- _Exercise brief_
Nothing may be dropped or altered: reproduce all the data.

Start of Input material

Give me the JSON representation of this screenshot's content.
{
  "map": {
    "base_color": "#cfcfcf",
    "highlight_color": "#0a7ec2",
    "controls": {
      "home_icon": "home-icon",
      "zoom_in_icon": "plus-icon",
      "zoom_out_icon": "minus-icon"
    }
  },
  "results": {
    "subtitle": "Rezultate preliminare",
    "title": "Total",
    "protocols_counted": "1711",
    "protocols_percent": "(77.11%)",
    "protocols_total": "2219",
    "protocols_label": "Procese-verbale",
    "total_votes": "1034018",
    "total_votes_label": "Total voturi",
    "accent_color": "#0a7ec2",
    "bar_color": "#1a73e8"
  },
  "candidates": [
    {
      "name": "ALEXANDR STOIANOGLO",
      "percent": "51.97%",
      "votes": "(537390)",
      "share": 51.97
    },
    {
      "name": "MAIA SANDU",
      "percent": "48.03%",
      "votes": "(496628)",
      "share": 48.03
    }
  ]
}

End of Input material

- _Answer to the exercise_
Give me the JSON representation of this screenshot's content.
{
  "map": {
    "base_color": "#cfcfcf",
    "highlight_color": "#0a7ec2",
    "controls": {
      "home_icon": "home-icon",
      "zoom_in_icon": "plus-icon",
      "zoom_out_icon": "minus-icon"
    }
  },
  "results": {
    "subtitle": "Rezultate preliminare",
    "title": "Total",
    "protocols_counted": "1711",
    "protocols_percent": "(77.11%)",
    "protocols_total": "2219",
    "protocols_label": "Procese-verbale",
    "total_votes": "1034018",
    "total_votes_label": "Total voturi",
    "accent_color": "#0a7ec2",
    "bar_color": "#1a73e8"
  },
  "candidates": [
    {
      "name": "ALEXANDR STOIANOGLO",
      "percent": "51.97%",
      "votes": "(537390)",
      "share": 51.97
    },
    {
      "name": "MAIA SANDU",
      "percent": "48.03%",
      "votes": "(496628)",
      "share": 48.03
    }
  ]
}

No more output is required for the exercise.